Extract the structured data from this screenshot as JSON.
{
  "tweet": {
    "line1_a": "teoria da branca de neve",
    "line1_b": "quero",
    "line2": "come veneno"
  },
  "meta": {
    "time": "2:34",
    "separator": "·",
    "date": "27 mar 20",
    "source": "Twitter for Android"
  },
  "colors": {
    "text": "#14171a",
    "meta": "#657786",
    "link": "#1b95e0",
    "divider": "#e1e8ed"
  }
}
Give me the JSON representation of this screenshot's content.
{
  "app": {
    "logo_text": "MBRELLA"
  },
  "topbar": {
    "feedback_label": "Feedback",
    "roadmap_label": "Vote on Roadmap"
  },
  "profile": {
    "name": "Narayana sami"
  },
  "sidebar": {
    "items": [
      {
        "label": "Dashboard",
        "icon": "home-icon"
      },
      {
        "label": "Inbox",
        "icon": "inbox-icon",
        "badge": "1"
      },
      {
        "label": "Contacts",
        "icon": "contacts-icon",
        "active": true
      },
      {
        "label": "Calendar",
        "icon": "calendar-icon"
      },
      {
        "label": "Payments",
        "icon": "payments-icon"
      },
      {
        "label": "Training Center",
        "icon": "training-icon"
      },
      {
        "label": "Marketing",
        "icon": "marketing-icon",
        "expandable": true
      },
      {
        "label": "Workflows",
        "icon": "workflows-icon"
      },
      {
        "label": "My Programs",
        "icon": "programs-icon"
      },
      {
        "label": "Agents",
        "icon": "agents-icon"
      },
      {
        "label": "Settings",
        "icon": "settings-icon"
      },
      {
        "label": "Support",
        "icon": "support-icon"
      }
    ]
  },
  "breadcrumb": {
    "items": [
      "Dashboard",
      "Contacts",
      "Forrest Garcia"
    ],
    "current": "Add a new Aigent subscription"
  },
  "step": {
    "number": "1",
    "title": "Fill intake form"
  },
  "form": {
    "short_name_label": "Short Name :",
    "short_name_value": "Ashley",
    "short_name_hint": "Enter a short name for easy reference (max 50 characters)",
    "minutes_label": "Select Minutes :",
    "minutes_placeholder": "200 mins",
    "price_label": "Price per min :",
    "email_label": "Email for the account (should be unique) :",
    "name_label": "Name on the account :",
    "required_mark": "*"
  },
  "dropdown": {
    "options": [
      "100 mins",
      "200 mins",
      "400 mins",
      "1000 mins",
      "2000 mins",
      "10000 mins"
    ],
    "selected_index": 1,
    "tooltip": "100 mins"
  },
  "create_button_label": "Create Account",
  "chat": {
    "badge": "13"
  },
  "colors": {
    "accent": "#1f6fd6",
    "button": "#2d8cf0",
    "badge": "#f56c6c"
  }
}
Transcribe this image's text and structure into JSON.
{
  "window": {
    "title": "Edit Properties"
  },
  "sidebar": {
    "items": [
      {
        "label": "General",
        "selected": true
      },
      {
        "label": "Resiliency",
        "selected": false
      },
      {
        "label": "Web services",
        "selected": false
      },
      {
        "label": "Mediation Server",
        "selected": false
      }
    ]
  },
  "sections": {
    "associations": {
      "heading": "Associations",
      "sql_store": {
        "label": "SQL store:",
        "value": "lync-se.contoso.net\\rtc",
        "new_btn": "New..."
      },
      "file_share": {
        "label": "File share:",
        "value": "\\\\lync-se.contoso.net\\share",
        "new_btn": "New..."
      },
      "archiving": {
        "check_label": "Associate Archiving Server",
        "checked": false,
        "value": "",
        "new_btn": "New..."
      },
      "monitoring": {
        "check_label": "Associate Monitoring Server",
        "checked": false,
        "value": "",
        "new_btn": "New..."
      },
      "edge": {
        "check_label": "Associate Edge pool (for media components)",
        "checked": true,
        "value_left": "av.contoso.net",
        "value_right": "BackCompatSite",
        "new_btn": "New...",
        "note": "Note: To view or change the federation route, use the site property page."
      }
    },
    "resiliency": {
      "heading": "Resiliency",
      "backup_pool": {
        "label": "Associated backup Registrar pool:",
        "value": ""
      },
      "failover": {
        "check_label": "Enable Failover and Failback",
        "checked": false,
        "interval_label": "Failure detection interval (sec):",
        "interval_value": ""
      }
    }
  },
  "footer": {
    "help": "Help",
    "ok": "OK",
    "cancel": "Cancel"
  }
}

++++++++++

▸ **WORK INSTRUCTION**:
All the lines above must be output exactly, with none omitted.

▸ **SOLUTION BELOW**:
Extract the structured data from this screenshot as JSON.
{
  "tweet": {
    "line1_a": "teoria da branca de neve",
    "line1_b": "quero",
    "line2": "come veneno"
  },
  "meta": {
    "time": "2:34",
    "separator": "·",
    "date": "27 mar 20",
    "source": "Twitter for Android"
  },
  "colors": {
    "text": "#14171a",
    "meta": "#657786",
    "link": "#1b95e0",
    "divider": "#e1e8ed"
  }
}
Give me the JSON representation of this screenshot's content.
{
  "app": {
    "logo_text": "MBRELLA"
  },
  "topbar": {
    "feedback_label": "Feedback",
    "roadmap_label": "Vote on Roadmap"
  },
  "profile": {
    "name": "Narayana sami"
  },
  "sidebar": {
    "items": [
      {
        "label": "Dashboard",
        "icon": "home-icon"
      },
      {
        "label": "Inbox",
        "icon": "inbox-icon",
        "badge": "1"
      },
      {
        "label": "Contacts",
        "icon": "contacts-icon",
        "active": true
      },
      {
        "label": "Calendar",
        "icon": "calendar-icon"
      },
      {
        "label": "Payments",
        "icon": "payments-icon"
      },
      {
        "label": "Training Center",
        "icon": "training-icon"
      },
      {
        "label": "Marketing",
        "icon": "marketing-icon",
        "expandable": true
      },
      {
        "label": "Workflows",
        "icon": "workflows-icon"
      },
      {
        "label": "My Programs",
        "icon": "programs-icon"
      },
      {
        "label": "Agents",
        "icon": "agents-icon"
      },
      {
        "label": "Settings",
        "icon": "settings-icon"
      },
      {
        "label": "Support",
        "icon": "support-icon"
      }
    ]
  },
  "breadcrumb": {
    "items": [
      "Dashboard",
      "Contacts",
      "Forrest Garcia"
    ],
    "current": "Add a new Aigent subscription"
  },
  "step": {
    "number": "1",
    "title": "Fill intake form"
  },
  "form": {
    "short_name_label": "Short Name :",
    "short_name_value": "Ashley",
    "short_name_hint": "Enter a short name for easy reference (max 50 characters)",
    "minutes_label": "Select Minutes :",
    "minutes_placeholder": "200 mins",
    "price_label": "Price per min :",
    "email_label": "Email for the account (should be unique) :",
    "name_label": "Name on the account :",
    "required_mark": "*"
  },
  "dropdown": {
    "options": [
      "100 mins",
      "200 mins",
      "400 mins",
      "1000 mins",
      "2000 mins",
      "10000 mins"
    ],
    "selected_index": 1,
    "tooltip": "100 mins"
  },
  "create_button_label": "Create Account",
  "chat": {
    "badge": "13"
  },
  "colors": {
    "accent": "#1f6fd6",
    "button": "#2d8cf0",
    "badge": "#f56c6c"
  }
}
Transcribe this image's text and structure into JSON.
{
  "window": {
    "title": "Edit Properties"
  },
  "sidebar": {
    "items": [
      {
        "label": "General",
        "selected": true
      },
      {
        "label": "Resiliency",
        "selected": false
      },
      {
        "label": "Web services",
        "selected": false
      },
      {
        "label": "Mediation Server",
        "selected": false
      }
    ]
  },
  "sections": {
    "associations": {
      "heading": "Associations",
      "sql_store": {
        "label": "SQL store:",
        "value": "lync-se.contoso.net\\rtc",
        "new_btn": "New..."
      },
      "file_share": {
        "label": "File share:",
        "value": "\\\\lync-se.contoso.net\\share",
        "new_btn": "New..."
      },
      "archiving": {
        "check_label": "Associate Archiving Server",
        "checked": false,
        "value": "",
        "new_btn": "New..."
      },
      "monitoring": {
        "check_label": "Associate Monitoring Server",
        "checked": false,
        "value": "",
        "new_btn": "New..."
      },
      "edge": {
        "check_label": "Associate Edge pool (for media components)",
        "checked": true,
        "value_left": "av.contoso.net",
        "value_right": "BackCompatSite",
        "new_btn": "New...",
        "note": "Note: To view or change the federation route, use the site property page."
      }
    },
    "resiliency": {
      "heading": "Resiliency",
      "backup_pool": {
        "label": "Associated backup Registrar pool:",
        "value": ""
      },
      "failover": {
        "check_label": "Enable Failover and Failback",
        "checked": false,
        "interval_label": "Failure detection interval (sec):",
        "interval_value": ""
      }
    }
  },
  "footer": {
    "help": "Help",
    "ok": "OK",
    "cancel": "Cancel"
  }
}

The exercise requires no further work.